- **ASSIGNMENT**: Going through the data below, copy out each line where the word "subtitle" shows up.

- **EXTRACTED RECORDS**:
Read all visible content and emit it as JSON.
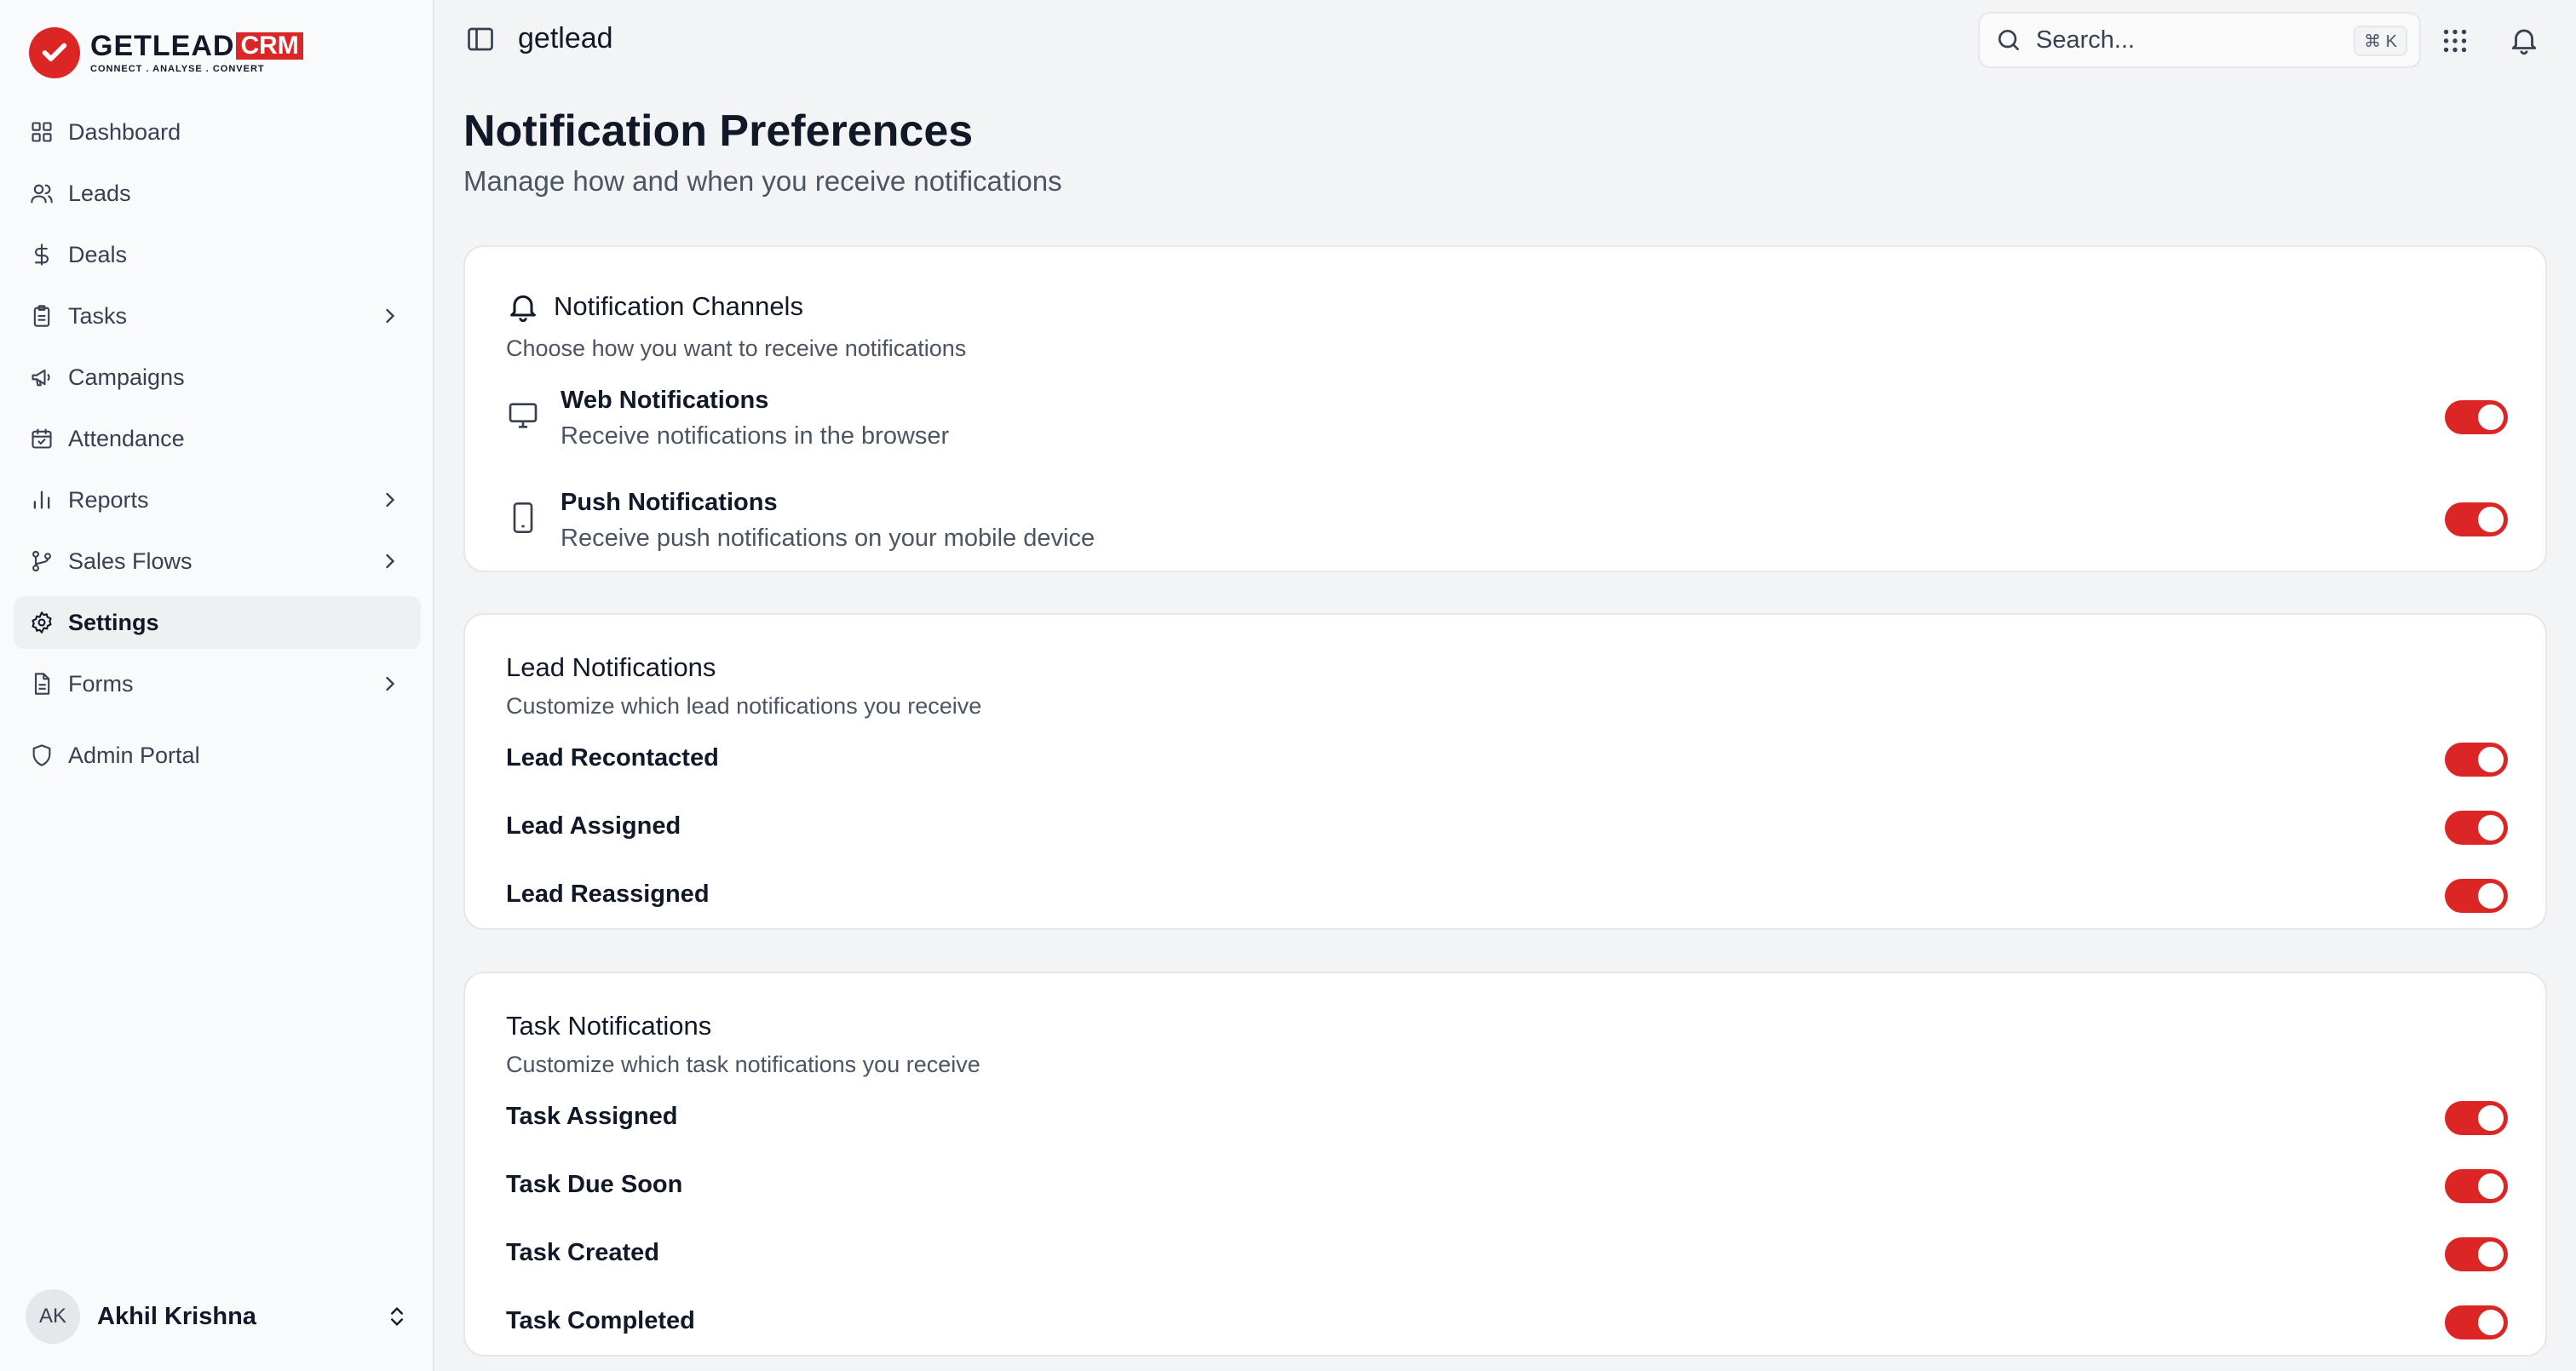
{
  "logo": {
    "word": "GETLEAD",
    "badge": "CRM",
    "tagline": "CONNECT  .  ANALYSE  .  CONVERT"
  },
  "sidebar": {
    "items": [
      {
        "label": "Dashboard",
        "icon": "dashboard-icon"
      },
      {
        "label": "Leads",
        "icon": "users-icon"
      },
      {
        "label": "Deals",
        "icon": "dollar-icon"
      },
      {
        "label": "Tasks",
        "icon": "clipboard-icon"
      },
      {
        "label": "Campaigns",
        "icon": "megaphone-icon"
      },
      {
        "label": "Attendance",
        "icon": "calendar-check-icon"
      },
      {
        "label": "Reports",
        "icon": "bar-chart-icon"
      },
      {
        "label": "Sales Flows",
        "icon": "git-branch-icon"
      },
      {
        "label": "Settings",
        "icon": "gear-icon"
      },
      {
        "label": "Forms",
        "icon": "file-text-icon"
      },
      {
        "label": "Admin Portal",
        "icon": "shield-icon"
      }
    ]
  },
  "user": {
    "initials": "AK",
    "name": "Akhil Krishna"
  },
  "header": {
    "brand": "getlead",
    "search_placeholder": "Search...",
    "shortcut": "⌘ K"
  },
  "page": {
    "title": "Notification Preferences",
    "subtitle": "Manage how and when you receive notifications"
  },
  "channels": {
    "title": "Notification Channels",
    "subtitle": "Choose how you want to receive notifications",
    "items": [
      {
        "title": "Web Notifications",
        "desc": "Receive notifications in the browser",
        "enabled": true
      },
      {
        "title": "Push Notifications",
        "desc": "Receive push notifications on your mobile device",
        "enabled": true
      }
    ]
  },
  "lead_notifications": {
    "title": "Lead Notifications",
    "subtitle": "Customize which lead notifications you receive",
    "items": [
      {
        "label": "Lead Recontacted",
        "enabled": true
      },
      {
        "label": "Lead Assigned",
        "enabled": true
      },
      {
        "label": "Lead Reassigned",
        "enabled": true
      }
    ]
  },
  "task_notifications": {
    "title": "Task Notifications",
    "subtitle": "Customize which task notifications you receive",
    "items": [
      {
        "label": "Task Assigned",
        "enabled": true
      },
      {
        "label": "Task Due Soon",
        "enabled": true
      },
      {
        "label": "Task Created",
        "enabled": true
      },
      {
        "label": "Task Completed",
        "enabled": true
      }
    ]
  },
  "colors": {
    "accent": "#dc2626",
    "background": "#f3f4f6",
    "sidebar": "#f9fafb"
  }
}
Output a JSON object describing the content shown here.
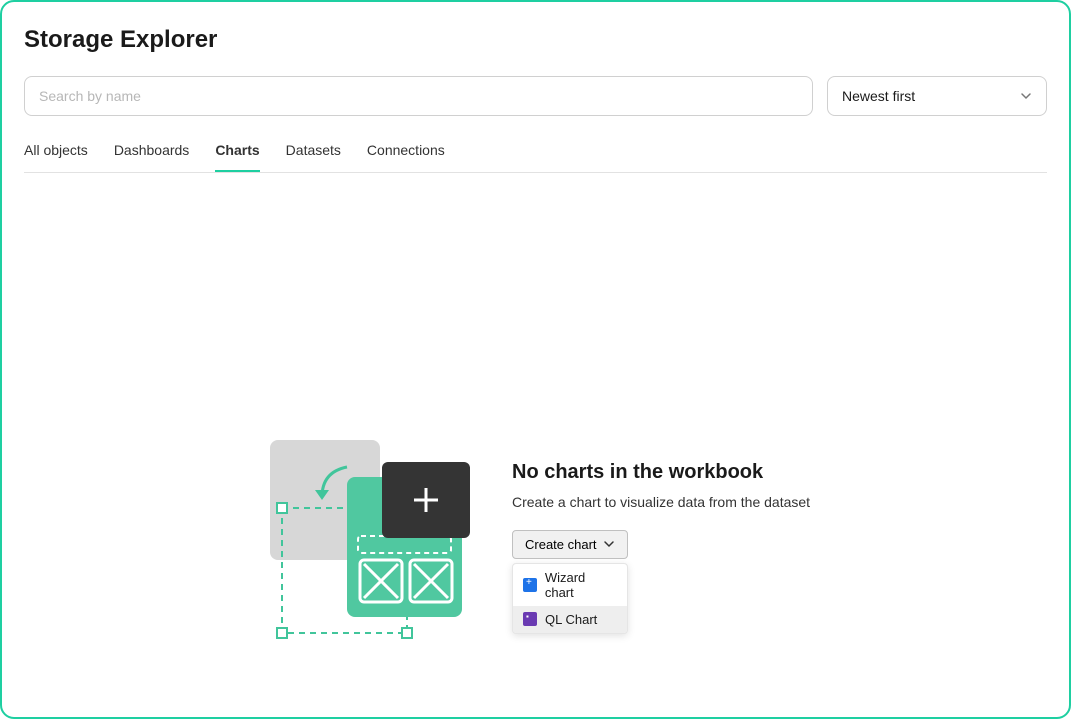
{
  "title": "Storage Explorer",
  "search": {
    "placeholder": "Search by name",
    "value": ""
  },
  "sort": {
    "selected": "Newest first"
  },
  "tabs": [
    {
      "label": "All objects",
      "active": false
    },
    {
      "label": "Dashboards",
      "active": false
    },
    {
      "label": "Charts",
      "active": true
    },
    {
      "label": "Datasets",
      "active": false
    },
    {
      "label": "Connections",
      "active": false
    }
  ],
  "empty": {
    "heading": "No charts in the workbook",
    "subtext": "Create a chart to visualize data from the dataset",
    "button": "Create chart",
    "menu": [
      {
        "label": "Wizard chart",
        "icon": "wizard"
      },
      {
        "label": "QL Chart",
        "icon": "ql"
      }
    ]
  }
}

- **PROBLEM SOLUTION**:
    "subtitle": "Manage how and when you receive notifications"
    "subtitle": "Choose how you want to receive notifications",
    "subtitle": "Customize which lead notifications you receive",
    "subtitle": "Customize which task notifications you receive",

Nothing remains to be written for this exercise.